A

David

Darling

saxhorn

saxhorn

The saxhorns are a family of seven brass instruments based on the inventions of Adolphe Sax in the 1840s. They are keyed alternately in E♭ and B♭ in the same way as saxophones.

 

Sax's instruments were made of brass, with conical bores finished off by a flared bell; the tubing sections directly linked to the valves were cylindrically bore. In general the main tubing section looks like large trumpets except that the bell always points upwards. Like all brass instruments, the mouthpiece is cup-shaped and sound is created from the player buzzing his lips together.

 

The E♭ soprano is today seen as the E♭ cornet, the B♭ contralto has disappeared, the E♭ alto is better known today as the tenor horn, the E♭ baritone is the modern baritone, the B♭ bass is the euphonium, and below that are the E♭ and B♭ contrebasse saxhorns.

 


History of the saxhorn

The early part of the 19th century was a rich period for the development of instruments; many designs dating from this period are now established as the standard forms. The brass world was no exception.

 

Adolphe Sax, a man with business acumen and a fascination with design, was quick to seize on these developments. Having found major success with his patented saxophone family in the 1840s, he moved from Brussels to Paris, where he rapidly established himself as an instrument-maker to be reckoned with.

His next move was to create a family of brass instruments based around the valve system, and in 1845 he applied for a patent for his new designs. Ever keen to seize an opportunity, Sax saw his instruments as a means of reinvigorating the wilting tradition of French military music. He organized a public contest between an established military band and a group of his new instruments in the presence of the Minister of War, as a result of which the saxhorns were officially adopted.

 

This was not quite the coup Sax had hoped for, however, since a number of well-established manufacturers contested his claim to originality. Their concerns were well founded since the essential components of the saxhorn – the mouthpiece, bore, and valve system – were already in use elsewhere. Sax played another trump card in persuading the Distin family quintet, the leading British brass quintet of the time, to adopt his instruments. The backing of the Distin family inevitably led to the saxhorn taking off in Britain; in 1853, the first major brass-band competition was won by a group all playing saxhorns.

 

There is considerable confusion about the term 'saxhorn'. Adoplhe Sax himself used it only once and it is claimed that Henry Distin was the term's source.
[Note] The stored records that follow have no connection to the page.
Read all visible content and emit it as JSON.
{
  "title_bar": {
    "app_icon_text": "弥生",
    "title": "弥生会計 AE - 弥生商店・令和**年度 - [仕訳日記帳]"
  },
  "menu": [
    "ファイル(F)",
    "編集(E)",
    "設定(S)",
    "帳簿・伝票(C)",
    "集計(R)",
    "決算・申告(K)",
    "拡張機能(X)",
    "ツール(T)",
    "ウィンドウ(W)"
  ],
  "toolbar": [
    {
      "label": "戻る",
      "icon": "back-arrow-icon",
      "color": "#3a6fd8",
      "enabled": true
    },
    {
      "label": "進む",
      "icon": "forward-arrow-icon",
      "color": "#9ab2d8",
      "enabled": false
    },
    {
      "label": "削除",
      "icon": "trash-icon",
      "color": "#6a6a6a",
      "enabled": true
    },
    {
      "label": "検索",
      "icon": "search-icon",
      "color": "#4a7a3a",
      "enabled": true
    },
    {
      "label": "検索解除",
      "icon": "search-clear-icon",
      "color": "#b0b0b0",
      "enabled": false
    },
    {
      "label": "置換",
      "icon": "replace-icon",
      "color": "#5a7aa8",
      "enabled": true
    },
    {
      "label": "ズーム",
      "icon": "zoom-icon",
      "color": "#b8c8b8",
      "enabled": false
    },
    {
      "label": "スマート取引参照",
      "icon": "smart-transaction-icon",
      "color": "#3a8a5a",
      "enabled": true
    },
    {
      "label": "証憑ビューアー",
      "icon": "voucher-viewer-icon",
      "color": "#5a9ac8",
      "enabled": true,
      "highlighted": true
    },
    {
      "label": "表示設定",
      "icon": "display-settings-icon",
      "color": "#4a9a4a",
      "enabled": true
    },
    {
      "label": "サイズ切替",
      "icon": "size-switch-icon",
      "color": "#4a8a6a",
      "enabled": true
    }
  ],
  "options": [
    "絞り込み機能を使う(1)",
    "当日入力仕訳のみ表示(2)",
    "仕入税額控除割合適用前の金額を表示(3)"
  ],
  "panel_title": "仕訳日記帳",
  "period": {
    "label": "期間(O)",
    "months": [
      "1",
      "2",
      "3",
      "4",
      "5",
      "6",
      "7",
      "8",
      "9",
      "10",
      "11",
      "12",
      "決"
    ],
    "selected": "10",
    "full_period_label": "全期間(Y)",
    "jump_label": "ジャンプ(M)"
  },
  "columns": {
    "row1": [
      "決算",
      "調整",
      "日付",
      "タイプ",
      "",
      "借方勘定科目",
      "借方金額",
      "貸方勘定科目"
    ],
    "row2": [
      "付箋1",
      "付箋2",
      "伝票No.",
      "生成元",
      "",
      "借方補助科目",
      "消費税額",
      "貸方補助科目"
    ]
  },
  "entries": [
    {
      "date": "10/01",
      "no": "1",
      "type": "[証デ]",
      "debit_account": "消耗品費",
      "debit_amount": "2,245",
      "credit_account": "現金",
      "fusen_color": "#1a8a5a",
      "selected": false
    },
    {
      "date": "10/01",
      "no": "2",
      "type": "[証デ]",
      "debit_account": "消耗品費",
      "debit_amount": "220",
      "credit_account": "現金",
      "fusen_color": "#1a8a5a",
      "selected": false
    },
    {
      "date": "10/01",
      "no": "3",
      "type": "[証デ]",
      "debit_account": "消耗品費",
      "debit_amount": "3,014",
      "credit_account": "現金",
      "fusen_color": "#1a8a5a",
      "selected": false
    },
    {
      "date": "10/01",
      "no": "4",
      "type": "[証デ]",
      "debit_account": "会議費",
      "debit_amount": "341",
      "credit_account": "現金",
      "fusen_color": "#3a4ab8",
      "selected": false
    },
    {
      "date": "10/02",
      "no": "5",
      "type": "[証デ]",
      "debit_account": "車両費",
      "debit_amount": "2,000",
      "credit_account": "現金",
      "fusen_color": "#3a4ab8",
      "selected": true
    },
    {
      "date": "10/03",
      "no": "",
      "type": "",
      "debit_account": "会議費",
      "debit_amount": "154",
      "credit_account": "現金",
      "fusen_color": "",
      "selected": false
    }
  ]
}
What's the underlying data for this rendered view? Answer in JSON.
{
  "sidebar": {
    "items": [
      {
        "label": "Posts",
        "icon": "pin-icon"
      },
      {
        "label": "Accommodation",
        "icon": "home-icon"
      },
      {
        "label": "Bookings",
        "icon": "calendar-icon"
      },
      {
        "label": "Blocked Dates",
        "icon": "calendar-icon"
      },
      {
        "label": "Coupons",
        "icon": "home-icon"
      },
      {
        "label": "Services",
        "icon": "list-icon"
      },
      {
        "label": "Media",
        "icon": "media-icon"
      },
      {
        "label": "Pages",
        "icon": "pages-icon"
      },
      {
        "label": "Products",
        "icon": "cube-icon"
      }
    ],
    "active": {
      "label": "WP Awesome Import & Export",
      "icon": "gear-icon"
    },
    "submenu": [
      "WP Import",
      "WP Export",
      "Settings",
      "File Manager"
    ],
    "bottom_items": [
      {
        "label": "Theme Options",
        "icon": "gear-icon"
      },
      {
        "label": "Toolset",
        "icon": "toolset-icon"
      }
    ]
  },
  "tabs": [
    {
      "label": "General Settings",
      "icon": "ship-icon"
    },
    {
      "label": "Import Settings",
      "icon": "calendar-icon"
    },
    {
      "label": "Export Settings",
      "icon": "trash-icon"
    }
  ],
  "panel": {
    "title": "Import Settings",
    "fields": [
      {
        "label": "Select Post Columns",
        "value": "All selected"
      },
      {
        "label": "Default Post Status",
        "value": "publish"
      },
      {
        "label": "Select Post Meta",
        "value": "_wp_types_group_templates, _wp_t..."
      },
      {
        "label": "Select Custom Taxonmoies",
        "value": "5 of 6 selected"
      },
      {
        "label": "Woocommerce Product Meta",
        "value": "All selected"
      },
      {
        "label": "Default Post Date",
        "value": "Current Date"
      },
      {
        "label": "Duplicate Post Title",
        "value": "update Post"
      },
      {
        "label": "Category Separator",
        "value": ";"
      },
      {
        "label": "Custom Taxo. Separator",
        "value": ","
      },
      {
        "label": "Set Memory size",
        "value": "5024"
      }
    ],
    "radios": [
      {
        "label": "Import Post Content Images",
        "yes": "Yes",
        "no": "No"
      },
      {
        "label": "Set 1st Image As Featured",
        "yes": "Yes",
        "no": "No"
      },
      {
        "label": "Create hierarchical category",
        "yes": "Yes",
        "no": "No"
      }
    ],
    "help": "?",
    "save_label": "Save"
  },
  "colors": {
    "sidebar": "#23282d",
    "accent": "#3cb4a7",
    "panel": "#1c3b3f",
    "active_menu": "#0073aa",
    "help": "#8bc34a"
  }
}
Distin also contributed to the confusion, since he held the franchise for Sax's instruments for the 1840s until the late 1850s. When he lost the franchise, however, he continued to sell instruments that bore a strong resemblance to Sax's, but were referred to 'flugel horns', 'euphonions', and 'tubas'.